Of all the jazz players out there, he was my favorite. There was something about his bass that drew me in. He taught me so much about music, about where a bass should sit in a song, the possibilities. Being unschooled in music, I’m fascinated by how the rhythms fit, what tones and notes go together, how they sit on your ear. When Charlie Haden played, the tones were right.

He was American, came from a rural upbringing in Missouri, grew up playing and singing country music with his family. Then polio took his singing voice and he directed all his music through the bass. Somehow (there’s probably a bio online that would explain the path) he wound up in Ornette Coleman’s band, playing the most out jazz there was at the time. He helped change the musical vocabulary of the era. He was there at the birth. In later years he came full circle, recording an album of folk and country songs with his family. In between is a vast catalog of music.

Charlie Haden has been with me for a long time, showed me so much. His Quartet West records taught me about LA in the 40’s and 50’s. Records with Pat Matheny, Gonzalo Rubalcaba and so many others shined a light on the possibilities for quiet sound. I own more of his albums than any other artist, after Duke Ellington and Miles. In my living will there’s a directive to play music from “Steal Away,” his collaboration with the pianist Hank Jones, at my funeral.

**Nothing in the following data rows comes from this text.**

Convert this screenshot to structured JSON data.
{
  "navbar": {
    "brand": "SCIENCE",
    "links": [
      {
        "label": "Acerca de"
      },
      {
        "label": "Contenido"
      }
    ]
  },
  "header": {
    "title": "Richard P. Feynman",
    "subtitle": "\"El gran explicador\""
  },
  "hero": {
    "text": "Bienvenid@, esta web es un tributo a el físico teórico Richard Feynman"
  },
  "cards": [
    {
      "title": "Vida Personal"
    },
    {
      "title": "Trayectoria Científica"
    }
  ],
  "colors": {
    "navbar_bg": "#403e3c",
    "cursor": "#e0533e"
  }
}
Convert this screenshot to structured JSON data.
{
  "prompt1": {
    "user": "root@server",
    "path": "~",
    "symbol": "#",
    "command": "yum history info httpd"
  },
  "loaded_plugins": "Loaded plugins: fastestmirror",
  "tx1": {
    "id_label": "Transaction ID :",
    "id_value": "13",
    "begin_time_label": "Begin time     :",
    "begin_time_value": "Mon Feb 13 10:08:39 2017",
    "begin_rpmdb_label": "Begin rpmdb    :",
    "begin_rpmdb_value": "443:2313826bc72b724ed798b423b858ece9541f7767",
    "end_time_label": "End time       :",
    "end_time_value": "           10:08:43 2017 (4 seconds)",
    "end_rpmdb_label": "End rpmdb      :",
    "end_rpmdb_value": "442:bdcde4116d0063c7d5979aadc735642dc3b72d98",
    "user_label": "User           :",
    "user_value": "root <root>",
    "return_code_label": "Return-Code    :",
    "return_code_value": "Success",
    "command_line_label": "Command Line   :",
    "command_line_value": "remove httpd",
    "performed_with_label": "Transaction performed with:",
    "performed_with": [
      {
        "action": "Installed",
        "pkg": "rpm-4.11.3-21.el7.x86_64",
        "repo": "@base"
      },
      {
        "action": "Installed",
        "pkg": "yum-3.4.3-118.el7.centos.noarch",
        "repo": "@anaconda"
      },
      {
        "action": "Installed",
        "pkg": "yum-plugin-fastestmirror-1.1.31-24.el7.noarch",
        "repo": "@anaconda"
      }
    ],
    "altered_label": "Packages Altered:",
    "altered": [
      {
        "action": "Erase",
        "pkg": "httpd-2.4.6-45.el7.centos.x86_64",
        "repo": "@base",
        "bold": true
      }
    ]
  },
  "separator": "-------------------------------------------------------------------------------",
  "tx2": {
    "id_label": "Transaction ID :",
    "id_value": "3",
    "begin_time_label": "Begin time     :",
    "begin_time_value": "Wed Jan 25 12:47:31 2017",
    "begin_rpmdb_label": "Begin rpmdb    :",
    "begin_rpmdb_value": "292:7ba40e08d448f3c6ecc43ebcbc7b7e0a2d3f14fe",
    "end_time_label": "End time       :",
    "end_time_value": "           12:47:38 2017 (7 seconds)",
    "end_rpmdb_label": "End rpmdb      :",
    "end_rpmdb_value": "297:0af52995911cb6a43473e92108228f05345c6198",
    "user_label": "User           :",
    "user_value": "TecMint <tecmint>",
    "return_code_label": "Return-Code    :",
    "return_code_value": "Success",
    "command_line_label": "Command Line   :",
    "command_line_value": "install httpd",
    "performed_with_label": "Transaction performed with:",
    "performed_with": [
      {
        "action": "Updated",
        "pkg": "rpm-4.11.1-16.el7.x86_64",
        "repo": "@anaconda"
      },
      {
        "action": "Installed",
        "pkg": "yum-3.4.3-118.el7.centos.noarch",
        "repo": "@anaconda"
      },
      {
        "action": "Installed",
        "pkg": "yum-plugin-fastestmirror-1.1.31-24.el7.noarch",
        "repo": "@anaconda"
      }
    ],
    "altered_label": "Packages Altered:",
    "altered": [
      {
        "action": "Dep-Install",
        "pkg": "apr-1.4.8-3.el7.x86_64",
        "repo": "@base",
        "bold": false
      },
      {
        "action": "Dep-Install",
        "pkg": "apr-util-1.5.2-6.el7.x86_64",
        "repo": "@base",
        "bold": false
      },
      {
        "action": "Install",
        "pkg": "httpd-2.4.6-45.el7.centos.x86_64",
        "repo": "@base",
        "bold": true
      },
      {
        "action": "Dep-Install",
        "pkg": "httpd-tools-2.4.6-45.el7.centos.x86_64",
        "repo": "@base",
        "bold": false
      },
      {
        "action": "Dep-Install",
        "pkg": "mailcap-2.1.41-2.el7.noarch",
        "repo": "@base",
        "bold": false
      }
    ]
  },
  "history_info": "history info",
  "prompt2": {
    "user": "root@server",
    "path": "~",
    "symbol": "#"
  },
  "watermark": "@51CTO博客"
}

Over the years I heard him interviewed several times. He was plainspoken, and almost child-like in his directness, especially when talking about music. He was dedicated to his art, focused on his role in the world. He knew what he was supposed to do and he was getting on with it. But the one thing I hope to carry is his statement (and I summarize) that it’s the role of all of us to recognize beauty when we see it, to seek it out and celebrate it.

And so, this morning, as I sit in a hotel room in Washington, DC, I’m listening to Charlie Haden (“Nocturne”), letting the beauty wash over me.

With great gratitude, I celebrate the music and the life of Charlie Haden.